I did see a modern home in Florida by Mark Hampton that had the white version of this great wall fridge - still in use. I would really like to see this idea revived. I have always hated the fact you really need to dig for your vegetables in most refrigerators.
I think there is mention of having to jerry-rig something together in the restored Koening Case Study House to replace the one long gone.
According to an ad I have the original colors were: green, yellow, pink, blue, brown or white.
Posted: Tue Apr 10, 2007 6:37 am
There was one here in Minneapolis. A place called the ReUse Center here in town was selling it from a house they were removing it from.

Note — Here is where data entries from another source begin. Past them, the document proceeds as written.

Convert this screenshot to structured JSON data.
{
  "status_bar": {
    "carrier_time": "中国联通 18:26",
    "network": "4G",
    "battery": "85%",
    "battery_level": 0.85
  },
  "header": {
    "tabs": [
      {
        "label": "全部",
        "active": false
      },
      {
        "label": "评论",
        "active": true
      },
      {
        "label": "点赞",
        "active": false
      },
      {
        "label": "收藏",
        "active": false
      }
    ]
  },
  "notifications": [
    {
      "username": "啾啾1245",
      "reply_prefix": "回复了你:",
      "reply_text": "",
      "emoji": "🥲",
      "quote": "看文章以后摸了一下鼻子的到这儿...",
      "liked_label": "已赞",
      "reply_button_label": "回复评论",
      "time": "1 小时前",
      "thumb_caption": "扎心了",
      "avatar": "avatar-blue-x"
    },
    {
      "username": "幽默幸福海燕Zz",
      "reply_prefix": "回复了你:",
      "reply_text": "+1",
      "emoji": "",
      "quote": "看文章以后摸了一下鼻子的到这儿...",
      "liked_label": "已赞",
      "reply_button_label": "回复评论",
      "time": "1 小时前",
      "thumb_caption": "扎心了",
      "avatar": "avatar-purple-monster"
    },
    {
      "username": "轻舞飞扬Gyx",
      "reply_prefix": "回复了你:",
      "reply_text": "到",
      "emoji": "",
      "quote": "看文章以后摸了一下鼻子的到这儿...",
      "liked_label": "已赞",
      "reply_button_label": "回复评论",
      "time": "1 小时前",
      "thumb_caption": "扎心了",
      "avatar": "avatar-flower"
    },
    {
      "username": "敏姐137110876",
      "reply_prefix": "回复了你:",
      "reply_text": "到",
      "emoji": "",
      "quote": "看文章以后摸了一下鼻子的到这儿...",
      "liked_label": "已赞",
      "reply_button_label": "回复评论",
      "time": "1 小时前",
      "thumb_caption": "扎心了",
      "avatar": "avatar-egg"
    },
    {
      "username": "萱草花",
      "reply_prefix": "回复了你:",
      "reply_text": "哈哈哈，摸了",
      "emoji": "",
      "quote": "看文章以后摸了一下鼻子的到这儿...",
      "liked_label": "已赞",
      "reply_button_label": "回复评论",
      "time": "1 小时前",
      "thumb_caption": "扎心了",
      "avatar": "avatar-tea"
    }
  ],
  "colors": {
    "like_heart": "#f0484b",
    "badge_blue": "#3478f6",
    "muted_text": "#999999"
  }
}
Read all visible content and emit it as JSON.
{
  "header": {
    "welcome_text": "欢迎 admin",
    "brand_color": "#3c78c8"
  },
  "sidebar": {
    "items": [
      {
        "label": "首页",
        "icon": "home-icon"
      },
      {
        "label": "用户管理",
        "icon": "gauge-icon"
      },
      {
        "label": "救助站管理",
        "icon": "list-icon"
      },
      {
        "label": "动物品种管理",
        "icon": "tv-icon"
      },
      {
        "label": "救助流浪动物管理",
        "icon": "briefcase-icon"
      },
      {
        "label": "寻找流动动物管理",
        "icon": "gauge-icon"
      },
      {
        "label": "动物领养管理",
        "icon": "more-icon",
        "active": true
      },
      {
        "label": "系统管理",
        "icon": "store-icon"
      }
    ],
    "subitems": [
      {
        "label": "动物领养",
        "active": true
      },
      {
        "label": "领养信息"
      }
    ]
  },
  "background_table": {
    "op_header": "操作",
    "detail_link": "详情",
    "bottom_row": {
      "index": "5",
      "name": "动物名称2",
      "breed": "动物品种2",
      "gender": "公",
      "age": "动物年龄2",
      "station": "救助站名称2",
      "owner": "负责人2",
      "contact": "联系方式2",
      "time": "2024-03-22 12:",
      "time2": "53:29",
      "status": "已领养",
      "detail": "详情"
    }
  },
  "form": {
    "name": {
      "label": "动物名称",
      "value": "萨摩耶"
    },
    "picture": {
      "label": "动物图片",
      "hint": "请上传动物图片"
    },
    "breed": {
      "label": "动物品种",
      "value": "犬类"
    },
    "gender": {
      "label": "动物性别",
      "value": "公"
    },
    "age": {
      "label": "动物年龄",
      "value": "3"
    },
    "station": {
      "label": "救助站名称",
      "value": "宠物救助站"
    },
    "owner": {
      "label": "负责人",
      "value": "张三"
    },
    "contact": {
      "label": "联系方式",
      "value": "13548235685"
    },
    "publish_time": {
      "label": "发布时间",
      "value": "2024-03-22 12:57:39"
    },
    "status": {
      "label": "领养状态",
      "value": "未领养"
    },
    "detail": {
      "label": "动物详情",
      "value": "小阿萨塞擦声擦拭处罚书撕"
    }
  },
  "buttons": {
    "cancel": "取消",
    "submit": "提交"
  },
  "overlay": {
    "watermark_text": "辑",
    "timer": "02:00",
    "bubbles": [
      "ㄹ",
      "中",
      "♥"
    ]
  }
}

Posted: Tue Apr 10, 2007 1:36 pm
Craig, that would be Turquoise
Brown or (No Adjective) White!
I'm happy to hear that these units are still being used and enjoyed. As I was lying awake coveting ancient appliances, I thought of another drawback: no access for children.
(Although as a parent of a three year old, this may be a benefit rather than a drawback.) I still think it's a brilliant idea, in the right context.
I scanned the entire ad if you'd like to see this marvel in all of its glory:
I apologize for the quality of the scans... I'm selling this issue, so I didn't want to shmoosh it in the scanner. Here's a link to the full-size images if you'd like to have a look:
dalangdon, let's see your cooktop!
Posted: Tue Apr 10, 2007 2:56 pm
On a previous thread but....
There were some neighbors when I was growing up who moved to another house and it had that kind of refrigerator. It's in N. Claremont in that tract I think is called Mural Oaks built by Robert Olin and Ralph Lewis (now KB home). I dunno if all the homes had it as the one they had moved into was customized by the original owner. I think it was the Woodtone brown so it blended with the cabinetry. I think there was one compartment (freezer?) that was in the base cabinet.
Posted: Tue Apr 10, 2007 6:23 pm
Jean, as luck would have it, I just took posession of one of those cooktops today. I still have to get the wall oven component, but the cooktop is the really cool part.
Bamalama, you mentioned the drawback of kids not being able to get at the fridge. As you'll see in the ad I included in the link, they used that as a selling point for the stove.
Here's some images
Posted: Thu Apr 12, 2007 5:56 pm
I'd be curious how that cooktop is wired.
I suspect a metal clad whip with 8 or so wires you connect to the hood, which you connect your 30 or 40 amp 120/240V supply to.
Or the power goes to the cooktop and a cable with a number of smaller wires, including 120V for the vent fan and light, with the buttons controlling relays in the cooktop.
Posted: Thu Apr 12, 2007 6:52 pm
1957/58 pink ge cooktop & wall oven
Posted: Fri Apr 13, 2007 5:55 am
That fridge is awesome!!!!
I think we have the matching GE cooktop & wall oven for the fridge in the ad. It seems that the styling of the chrome on the fridge is similar to that of our cooktop. It's cool, we love it, but the buttons are the right height for our 16 month old to play with! Who knows, we might be selling these in the next couple of years if we redo our kitchen (we don't have a dishwasher). We have the manual for all the cooktops and ranges made during this time if someone needs a copy.
It's the St. Louis Park folder, the first few pictures. The furniture isn't ours, these pix are from when we bought the house.
Posted: Fri Apr 13, 2007 6:20 am
Happy - I love your pictures! Great dinnerware, too!
Posted: Sat Apr 14, 2007 7:30 am